NASHVILLE — Kory Wheeler was working his Sunday shift at the coffeehouse when a producer for American Idol came in for a caffeine fix.

“I was making small talk while I was making coffee and said, ‘You know, it’d be a really cool story if you let me come audition,’ ” the Bongo Java barista said Monday. “They did. And here I am.”

A few minutes after singing for judges Harry Connick Jr., Jennifer Lopez and Keith Urban, Wheeler, 25, took off through the doors of Music City Center with Ryan Seacrest and a camera crew in tow, running across the street to tell his co-workers the news: He’s going to Hollywood!

Wheeler is one of the first golden-ticket winners for Season 14 of Fox’s Idol. But he’s not the only unique story in a year where Idol producers are trying to cover more ground in the quest to unearth potential superstars.

“We found one guy who was a pedicab driver,” says senior producer Rob McLeod. “And we brought him in here and the judges liked him.”

In addition to holding auditions in five major cities Idol producers also have accepted contestants through online auditions and a “silver ticket” promotion in which local Fox affiliates hold their own auditions and send the winners to sing for the judges.
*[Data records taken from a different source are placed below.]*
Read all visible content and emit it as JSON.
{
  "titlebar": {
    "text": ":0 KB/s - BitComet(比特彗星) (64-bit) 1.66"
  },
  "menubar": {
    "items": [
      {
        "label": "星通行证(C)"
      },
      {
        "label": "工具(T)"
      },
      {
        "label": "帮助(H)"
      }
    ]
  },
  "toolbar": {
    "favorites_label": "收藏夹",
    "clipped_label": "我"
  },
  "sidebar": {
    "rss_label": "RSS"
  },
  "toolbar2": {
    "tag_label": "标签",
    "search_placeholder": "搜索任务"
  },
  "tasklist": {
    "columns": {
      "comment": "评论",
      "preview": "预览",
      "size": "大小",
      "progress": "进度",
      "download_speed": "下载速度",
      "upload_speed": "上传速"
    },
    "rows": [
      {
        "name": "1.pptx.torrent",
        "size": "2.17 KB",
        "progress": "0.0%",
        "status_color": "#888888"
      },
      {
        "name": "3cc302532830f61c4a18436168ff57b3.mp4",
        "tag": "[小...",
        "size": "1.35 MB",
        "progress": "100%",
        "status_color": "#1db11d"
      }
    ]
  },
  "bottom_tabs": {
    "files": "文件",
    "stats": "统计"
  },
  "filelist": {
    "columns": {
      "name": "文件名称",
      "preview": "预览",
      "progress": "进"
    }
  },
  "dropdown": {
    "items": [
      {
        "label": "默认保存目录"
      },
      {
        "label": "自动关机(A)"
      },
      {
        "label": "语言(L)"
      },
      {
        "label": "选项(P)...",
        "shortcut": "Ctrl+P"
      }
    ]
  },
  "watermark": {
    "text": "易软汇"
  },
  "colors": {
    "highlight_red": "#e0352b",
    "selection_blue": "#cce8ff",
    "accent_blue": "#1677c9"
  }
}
Idol also has expanded its bus tour, which traveled to secondary markets last season and yielded finalists Dexter Roberts and C.J. Harris. “When we hit these smaller cities, we really see people come out,” McLeod says. “We’re reaching people who normally wouldn’t be able to come see us.”

Some of those 11 bus-tour stops have drawn more people than the regular audition cities. Richmond, Va., for instance, drew 6,000 people, whereas last week’s initial Nashville auditions drew slightly more than 4,000.
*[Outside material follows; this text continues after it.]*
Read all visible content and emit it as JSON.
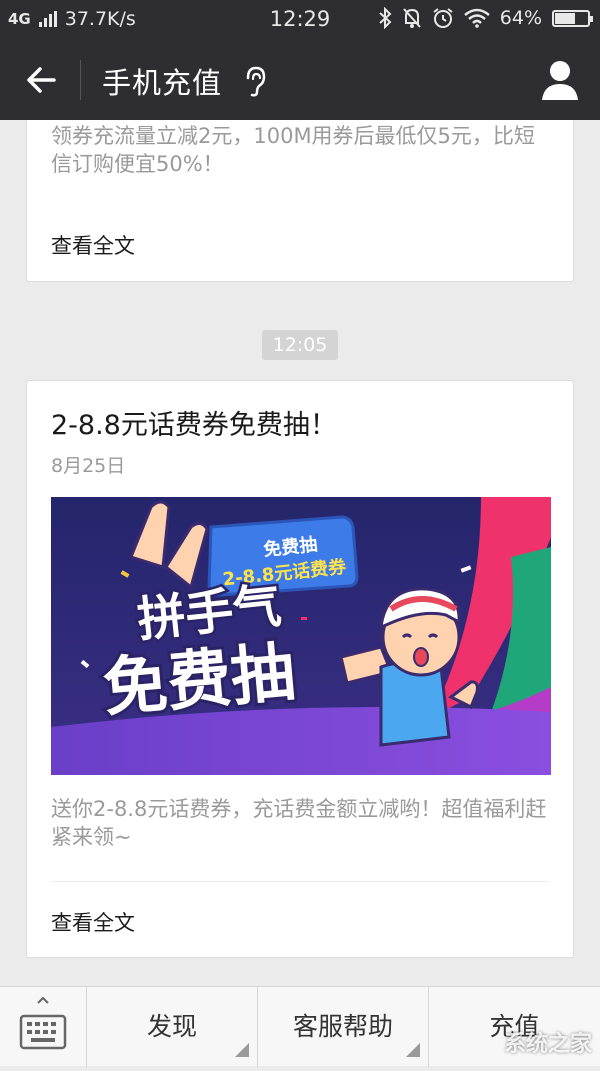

On Sunday, the judges heard approximately 30 singers who survived the first two cuts in Nashville. They expected to hear about that many Monday.

“Sunday was a good day, but it wasn’t an explosive day,” Lopez says. “We found two or three people who could be in…